There were some discrepancies from contemporary accounts carried in newspapers of the day, such as The Witness of Edinburgh, much of whose local information came from James Anderson, the tacksman and Lloyds’ agent based at Rispond. According to Anderson the storm blew up just after midnight on the morning of Sunday the 21st August, whereas local memories talk of the women out on Leirinmore first seeing the ship when the weather was flat calm. There was also no report of any Durness-based passengers, but that may have been due to their having joined the ship en route. Either way the sinking of the Canton was traumatic enough for the locals to pass down through local legend to today.

Acknowledgements

Newspaper Articles:

The Inverness Courier and Gene, 11 September 1833, p.3.

Glasgow Courier, 31 August 1847, p.2.

John Peter Tong – shipwreck Sept 1847 

North British Daily Mail, 3 September 1847, p.4.

Maps:

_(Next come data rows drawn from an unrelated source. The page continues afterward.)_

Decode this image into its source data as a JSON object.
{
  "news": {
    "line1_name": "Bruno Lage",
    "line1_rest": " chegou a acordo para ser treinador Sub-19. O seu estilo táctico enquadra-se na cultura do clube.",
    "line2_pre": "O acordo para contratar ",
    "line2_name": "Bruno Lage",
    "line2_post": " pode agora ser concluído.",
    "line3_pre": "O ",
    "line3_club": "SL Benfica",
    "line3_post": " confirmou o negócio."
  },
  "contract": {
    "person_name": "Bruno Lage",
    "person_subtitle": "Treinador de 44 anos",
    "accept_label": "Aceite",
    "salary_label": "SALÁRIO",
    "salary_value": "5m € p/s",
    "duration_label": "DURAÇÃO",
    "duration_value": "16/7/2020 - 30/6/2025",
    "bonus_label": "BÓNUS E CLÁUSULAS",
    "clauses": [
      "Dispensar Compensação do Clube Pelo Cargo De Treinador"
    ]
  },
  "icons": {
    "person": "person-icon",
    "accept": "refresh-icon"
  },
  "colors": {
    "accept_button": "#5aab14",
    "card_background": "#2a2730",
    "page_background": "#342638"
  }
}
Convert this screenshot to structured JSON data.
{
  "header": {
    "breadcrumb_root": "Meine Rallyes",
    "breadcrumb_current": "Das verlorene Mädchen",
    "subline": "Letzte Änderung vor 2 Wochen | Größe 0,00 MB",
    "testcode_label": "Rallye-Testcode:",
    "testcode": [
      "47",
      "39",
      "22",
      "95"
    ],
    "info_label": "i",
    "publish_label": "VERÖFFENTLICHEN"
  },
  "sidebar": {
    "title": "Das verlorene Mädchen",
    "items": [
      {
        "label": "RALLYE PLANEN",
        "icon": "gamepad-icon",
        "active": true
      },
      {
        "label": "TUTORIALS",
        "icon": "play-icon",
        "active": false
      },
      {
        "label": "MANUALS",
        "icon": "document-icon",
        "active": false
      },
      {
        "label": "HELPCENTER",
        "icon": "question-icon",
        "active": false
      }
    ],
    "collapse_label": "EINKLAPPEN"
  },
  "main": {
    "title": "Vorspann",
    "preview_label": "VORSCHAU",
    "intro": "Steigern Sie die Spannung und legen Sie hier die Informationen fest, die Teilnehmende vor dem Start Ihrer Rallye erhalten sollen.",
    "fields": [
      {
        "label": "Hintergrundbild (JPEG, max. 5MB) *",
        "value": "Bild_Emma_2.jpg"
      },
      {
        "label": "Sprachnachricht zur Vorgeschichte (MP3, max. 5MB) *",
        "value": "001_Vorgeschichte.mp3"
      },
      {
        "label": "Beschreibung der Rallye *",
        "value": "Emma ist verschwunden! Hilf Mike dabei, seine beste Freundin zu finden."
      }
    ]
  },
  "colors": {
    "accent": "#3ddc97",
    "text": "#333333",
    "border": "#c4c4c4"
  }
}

OS MAP Sutherland Sheet L (1875), National Libraries of Scotland,  ‘Reproduced with the permission of the National Library of Scotland’